He might be able to survive by poaching those accounts that were imminently coming off of lease, but if we re-signed customers that weren't, to new, 24 and 36 month leases, he'd starve in the long run.
Against their financial interests, and defying conventional, behavioral psychology, a large proportion of this gentleman's clients said they were going to keep their business with him, no matter what it cost or how long it took to get into new cars.
This outcome stunned my senior managers, while making their purchase of his old firm much less valuable than anticipated.
"Are clients stupid? What was this guy giving them that we couldn't give even more of?"
In a word, it was LOYALTY. They felt allegiance to him; they liked him, it flowed both ways; and this "good will" was simply not transferable.
Speaking of cars, consider the Saturn phenomenon.
That division of GM inaugurated no-dickering negotiations and created a groupie, almost Jim Jones, let's drink this Kool-Aid now, aura about obtaining four wheels and an engine to move them.
The initiation of buyers into this consumer cult included singing songs, clapping hands, and other campfire, hand-holding rituals. People that bought Saturns made "pilgrimages" to its Smyrna, Tennessee factory, enjoying picnics and rallies with others.
Saturn was tapping into people great desire to join, to feel important, contemporary, hip, to merge into the collective unconscious.
Saturn was creating brand-loyalty. "The experience" was more important to its buyers than getting "a great deal" off the sticker price of a car. (By the way, the marketing-of-loyalty was cheaper for Saturn, than discounts and rebates.)
Saturn wasn't positioning itself as a company, but more as "a cause," perfectly suited at the time to a new generation of Americans that really had no cause.

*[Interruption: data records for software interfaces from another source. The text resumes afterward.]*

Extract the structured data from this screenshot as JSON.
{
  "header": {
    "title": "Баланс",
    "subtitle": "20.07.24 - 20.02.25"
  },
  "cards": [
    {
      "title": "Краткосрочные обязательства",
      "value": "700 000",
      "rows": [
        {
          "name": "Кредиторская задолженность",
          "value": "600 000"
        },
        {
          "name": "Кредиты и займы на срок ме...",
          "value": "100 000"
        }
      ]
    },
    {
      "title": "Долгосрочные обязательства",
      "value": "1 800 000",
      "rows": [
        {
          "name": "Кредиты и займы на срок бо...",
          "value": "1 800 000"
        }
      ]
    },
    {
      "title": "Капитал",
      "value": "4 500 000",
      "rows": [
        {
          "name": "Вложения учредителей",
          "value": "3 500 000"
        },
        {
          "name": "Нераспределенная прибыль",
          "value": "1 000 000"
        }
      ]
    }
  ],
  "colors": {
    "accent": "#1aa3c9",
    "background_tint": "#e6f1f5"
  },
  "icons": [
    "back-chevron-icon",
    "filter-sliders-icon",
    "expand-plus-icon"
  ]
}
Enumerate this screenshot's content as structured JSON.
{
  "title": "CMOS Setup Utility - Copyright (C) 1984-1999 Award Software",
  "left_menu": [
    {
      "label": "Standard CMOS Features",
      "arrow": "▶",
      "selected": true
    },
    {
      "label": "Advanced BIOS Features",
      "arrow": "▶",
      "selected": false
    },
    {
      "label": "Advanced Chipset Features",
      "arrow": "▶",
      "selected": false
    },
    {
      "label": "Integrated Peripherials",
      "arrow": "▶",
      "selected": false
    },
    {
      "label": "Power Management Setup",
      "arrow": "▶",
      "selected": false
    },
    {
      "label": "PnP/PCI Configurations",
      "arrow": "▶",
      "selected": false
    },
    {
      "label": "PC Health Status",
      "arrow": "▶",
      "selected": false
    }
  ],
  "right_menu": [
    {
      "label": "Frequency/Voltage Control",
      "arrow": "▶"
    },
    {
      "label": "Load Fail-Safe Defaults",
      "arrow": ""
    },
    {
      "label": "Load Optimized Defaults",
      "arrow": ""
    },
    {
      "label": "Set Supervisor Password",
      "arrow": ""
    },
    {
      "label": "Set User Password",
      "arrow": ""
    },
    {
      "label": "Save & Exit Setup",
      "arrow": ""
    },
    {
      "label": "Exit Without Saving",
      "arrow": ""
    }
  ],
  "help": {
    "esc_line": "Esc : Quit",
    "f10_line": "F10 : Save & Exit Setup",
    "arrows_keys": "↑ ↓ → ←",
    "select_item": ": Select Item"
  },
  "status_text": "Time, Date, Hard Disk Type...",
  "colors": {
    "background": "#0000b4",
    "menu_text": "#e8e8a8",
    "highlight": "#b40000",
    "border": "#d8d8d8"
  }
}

(To an extent, the hybrid, Toyota Prius, is filling this need now. The "cause?" Global warming, oil independence, and belonging to an elite, denominated in symbols and not in dollars. I asked an older gent how his mileage was: "The mileage is good, but now I get to feel self-righteous, too!" he wisecracked, poking fun at being trendy.)
I love writing about my accountant, Bombastic Byron, because I've been working with him for more than two decades. We have seen each other go from recent college graduates to professionals, and have been through the proverbial good and bad times, together.
Anyway, he is a case study in loyalty.
Somewhere in my psyche I have told myself that we're tethered together in this financial lifetime, and that as long as he can add and subtract, which has sometimes come into question, he'll retain my business.
Ironically, the only thing that threatened this was when he started the odd practice of rewarding me with four Dodger tickets, season after season. I enjoyed the games, but then, without explanation, he stopped this largesse.
This year, he only sent me a $ 5 gift card to the Coffee Bean & Tea Leaf.
This teed-me off, because I got hooked on the Dodgers and considered the gift of tickets an entitlement.
Surprisingly, the introduction of a substantial monetary incentive weakened my ties to him, instead of strengthening them. While I easily forgave him for missing tax loopholes big enough to drive a (leased) fleet of Hummers through, I was much less generous about the foolishness regarding his client rewards "program."
In the next article you'll learn exactly what The Psychology of Loyalty is all about, and especially why, if it's loyalty you're after, you should never, ever try to bribe your way to obtaining it.